A sweeping view of Luxembourg is one of the historic monuments and the fortified walls and old town houses with black slate roofs along with a clutch of high-tech buildings in another part of the city, representing its tapestry of contrasts. Luxembourg they say is a modern city with deep roots.
In Luxembourg you must have a walking tour of the Promenade UNESCO and my guide walked me through the bridges and cobblestone lanes with interesting coffee shops and through the spot known as the most beautiful balcony of Europe with a view like no other.
As the Luxembourg City Tourist Office (LCTO) puts it: “The UNESCO Tour takes you on a journey that highlights why the city of Luxembourg has been on the World Heritage List since 1994: impressive remnants of the former fortified city are embedded in a breathtaking landscape and testify to the important role that Luxembourg has played in European history.”
From the Place de la Constitution (Constitution Square), the path runs halfway up the fortifications through the Pétrusse park, taking a visitor across the Corniche, billed as the most beautiful balcony in Europe, over the ramparts and finally into the old town.
Luxembourg writer Batty Weber called Corniche “the most beautiful balcony of Europe”. It runs along the Alzette valley on the ramparts – built by the Spaniards and the French in the 17th century – from the Bock Promontory up to the lower part of the Holy Ghost Citadel, the so-called “Rondellen”.
From this spot you are treated to a panorama on the valley of the Alzette, the city district of Grund and the Rham Plateau.

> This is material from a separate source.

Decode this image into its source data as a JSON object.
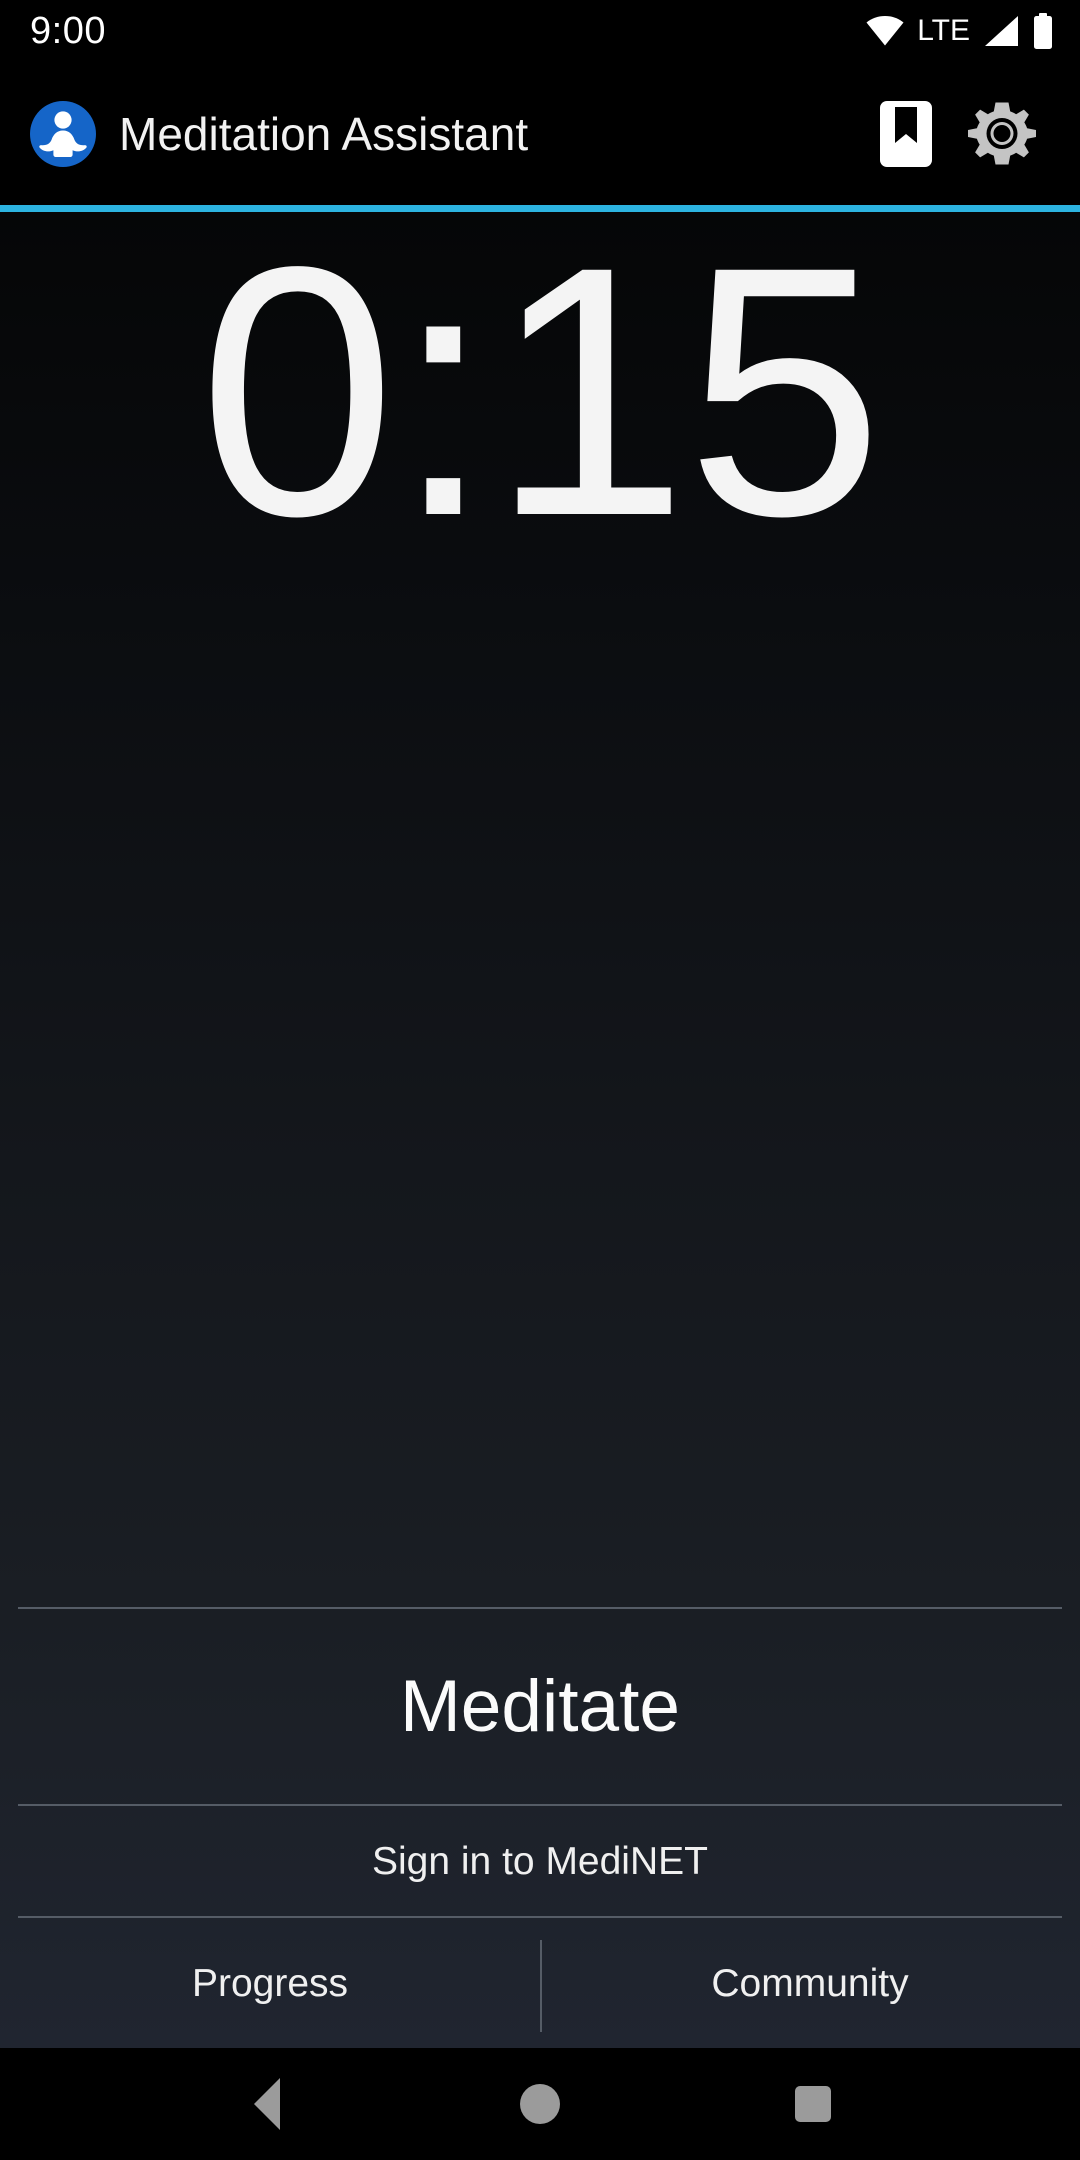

The Constitution Square on the other hand was put up on the ancient Beck bastion (1644, 1685, named after Jean Baron de Beck, an important Luxembourg national who was born in 1588 and after whom one of the bastions was named).
In 1644, several bastions were created in Luxembourg. The Gëlle Fra, a monument located on this square, was set up in 1923 to commemorate the Luxembourgers who perished in the First World War, now symbolising freedom and resistance for the people of Luxembourg. Atop of the granite obelisk of the monument stands a gilded bronze statue representing Nike, goddess of victory, or Queen of Freedom.

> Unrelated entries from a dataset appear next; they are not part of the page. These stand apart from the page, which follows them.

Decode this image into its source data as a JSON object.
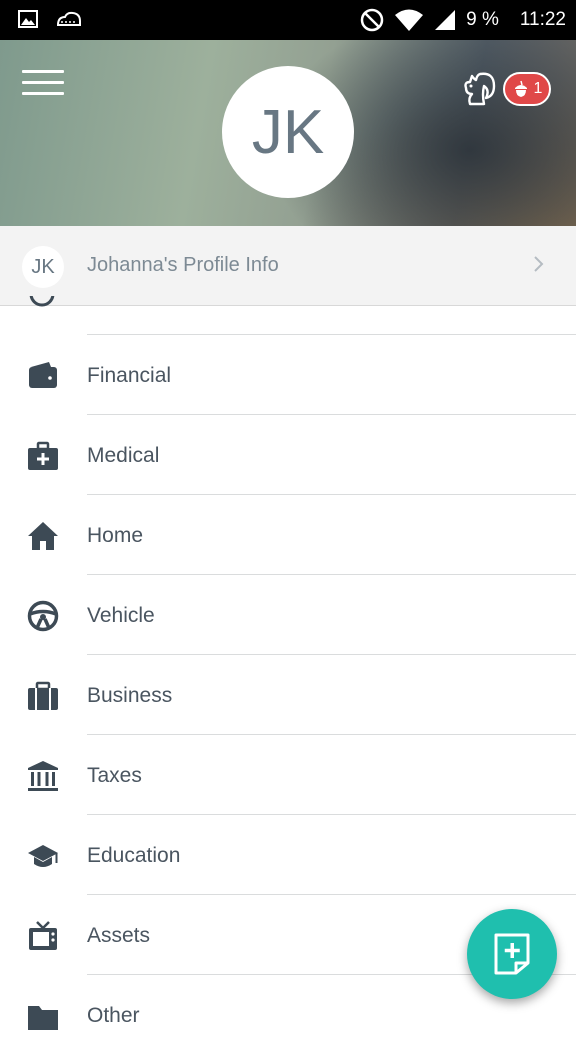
{
  "status_bar": {
    "battery_percent": "9 %",
    "time": "11:22",
    "icons": [
      "image-icon",
      "cloud-icon",
      "do-not-disturb-icon",
      "wifi-icon",
      "signal-icon",
      "battery-icon"
    ]
  },
  "header": {
    "avatar_initials": "JK",
    "rewards_badge_count": "1",
    "icons": [
      "menu-icon",
      "squirrel-icon",
      "acorn-icon"
    ]
  },
  "profile": {
    "avatar_initials": "JK",
    "label": "Johanna's Profile Info"
  },
  "menu": {
    "items": [
      {
        "label": "Financial",
        "icon": "wallet-icon"
      },
      {
        "label": "Medical",
        "icon": "medical-kit-icon"
      },
      {
        "label": "Home",
        "icon": "home-icon"
      },
      {
        "label": "Vehicle",
        "icon": "steering-wheel-icon"
      },
      {
        "label": "Business",
        "icon": "briefcase-icon"
      },
      {
        "label": "Taxes",
        "icon": "bank-icon"
      },
      {
        "label": "Education",
        "icon": "graduation-cap-icon"
      },
      {
        "label": "Assets",
        "icon": "tv-icon"
      },
      {
        "label": "Other",
        "icon": "folder-icon"
      }
    ]
  },
  "fab": {
    "icon": "add-document-icon"
  },
  "colors": {
    "icon": "#3d4a55",
    "text": "#4a5560",
    "fab": "#1fbfae",
    "badge": "#e04848",
    "status_bar": "#000000"
  }
}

Catch the sweeping, panoramic view from here over the Pétrusse Valley and the Adolphe Bridge and you can spend some good time here in your walking tour.

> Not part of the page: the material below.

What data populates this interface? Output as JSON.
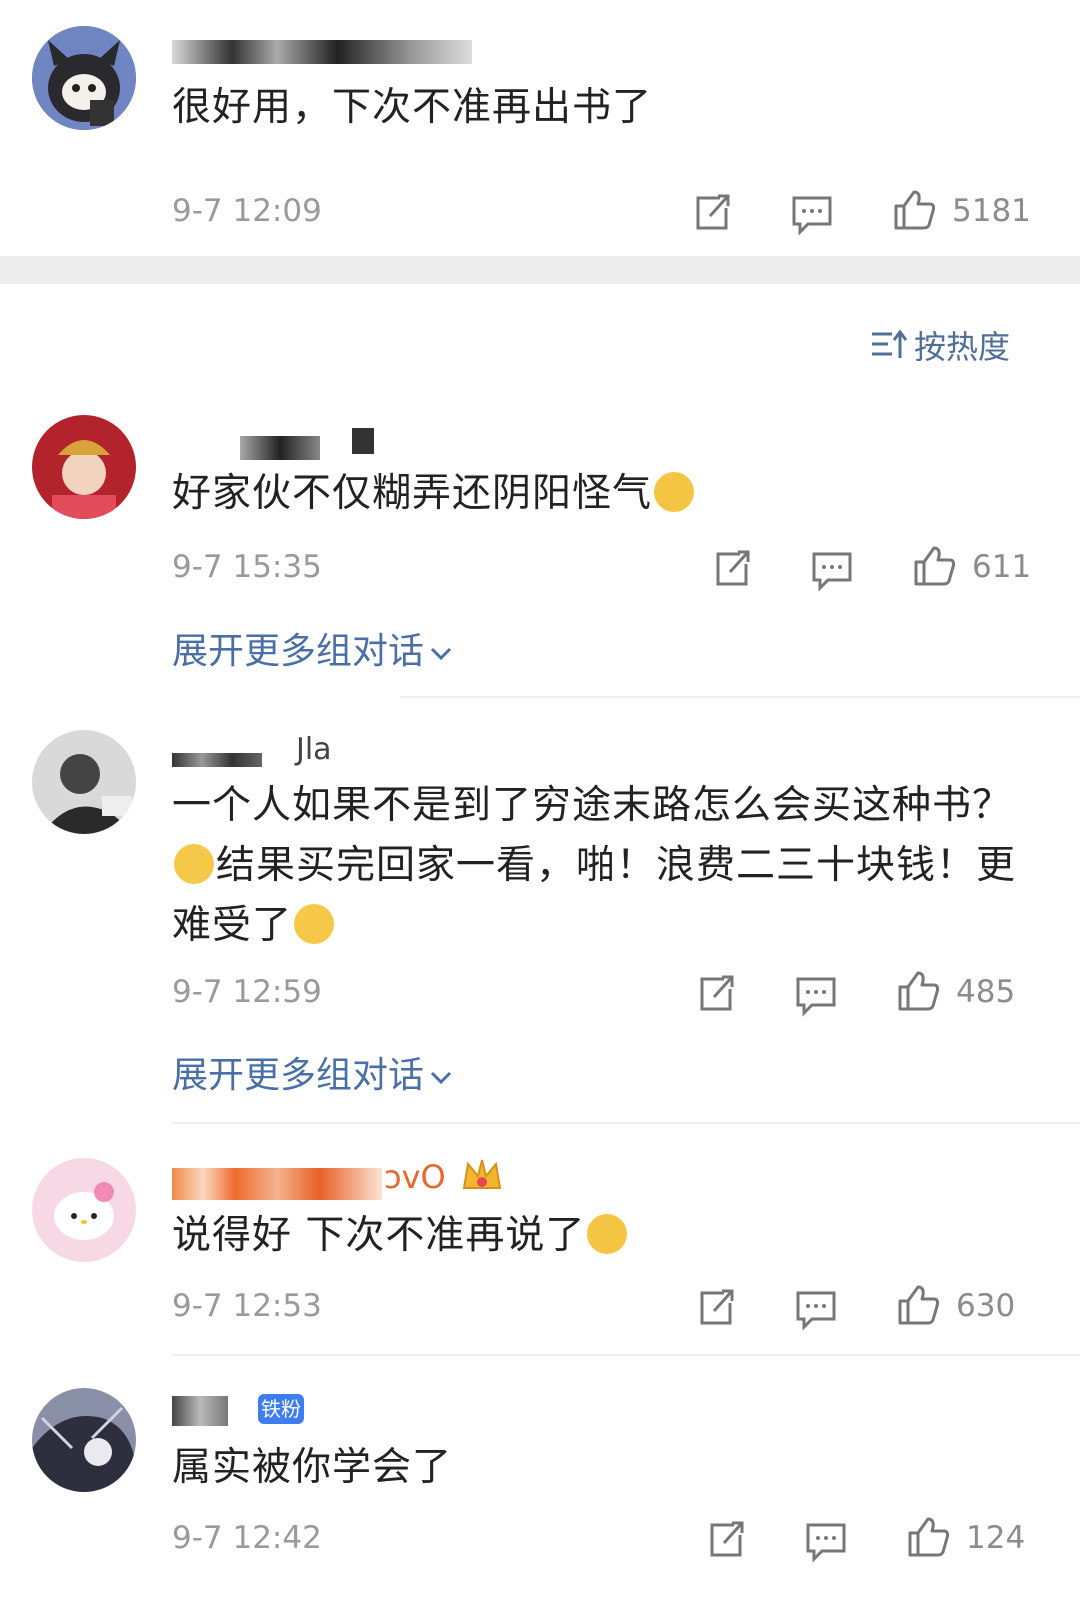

We first visited the beautiful Notre-Dame Cathedral which is a Roman Catholic Cathedral where you find many Renaissance elements and some stunning stained glass works.
It was built between 1613 and 1621 by the Jesuits to serve as a church to their college. The north gate is characteristic of the semi-Renaissance, semi-Baroque style of the period. Since 1794, it has housed the statue of the Consoler of the Afflicted. A cathedral church in 1870, it was enlarged from 1935 to 1938.
One nice place to hang around in Luxembourg is the Place d’Armes in the old town. Now an integral part of the pedestrian zone, the square is surrounded by numerous cafés and restaurants.
At a glance
Nearly one third of the surface of the city is shaped by landscaped green spaces. Numerous parks and gardens, passing through the capital, constitute a pleasant green belt. Just walk or take a tour by bike or tourist bus.
The city is one of the institutional seats of the European Union, hosting for instance the Secretariat of the European Parliament and the European Court of Justice. Renowned for its efficient bank sector, Luxembourg is furthermore an ideal platform for dynamic business activity that is diversified and not limited to financial services. As an Indian you will be delighted to spot the tinted glass-fronted ArcelorMittal office.
Famous international brands co-exist with small quirky shops. Locate a shop strolling through the lively pedestrian zones in a narrow historical street or you can just visit one of the shopping centres. So choose between delightful small shops, renowned brands, designer boutiques, luxury stores, retail shops and supermarkets. There are also the weekly or monthly food and farmers’ markets. (IBNS/TWF)
Photo courtesy: Sujoy Dhar